(Exercise) Repeat all the data word for word.

#### Data ####

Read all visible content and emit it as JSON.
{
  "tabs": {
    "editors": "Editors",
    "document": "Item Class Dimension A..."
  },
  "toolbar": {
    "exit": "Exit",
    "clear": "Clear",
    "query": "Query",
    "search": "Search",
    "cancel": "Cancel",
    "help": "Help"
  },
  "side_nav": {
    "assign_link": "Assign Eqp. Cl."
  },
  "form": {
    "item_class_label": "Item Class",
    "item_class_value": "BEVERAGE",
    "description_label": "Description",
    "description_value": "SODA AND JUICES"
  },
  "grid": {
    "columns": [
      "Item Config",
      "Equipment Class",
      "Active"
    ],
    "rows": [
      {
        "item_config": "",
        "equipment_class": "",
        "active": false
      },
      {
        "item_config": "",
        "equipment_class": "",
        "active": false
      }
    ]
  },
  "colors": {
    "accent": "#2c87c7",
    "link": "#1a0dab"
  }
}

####

(Task output)
Read all visible content and emit it as JSON.
{
  "tabs": {
    "editors": "Editors",
    "document": "Item Class Dimension A..."
  },
  "toolbar": {
    "exit": "Exit",
    "clear": "Clear",
    "query": "Query",
    "search": "Search",
    "cancel": "Cancel",
    "help": "Help"
  },
  "side_nav": {
    "assign_link": "Assign Eqp. Cl."
  },
  "form": {
    "item_class_label": "Item Class",
    "item_class_value": "BEVERAGE",
    "description_label": "Description",
    "description_value": "SODA AND JUICES"
  },
  "grid": {
    "columns": [
      "Item Config",
      "Equipment Class",
      "Active"
    ],
    "rows": [
      {
        "item_config": "",
        "equipment_class": "",
        "active": false
      },
      {
        "item_config": "",
        "equipment_class": "",
        "active": false
      }
    ]
  },
  "colors": {
    "accent": "#2c87c7",
    "link": "#1a0dab"
  }
}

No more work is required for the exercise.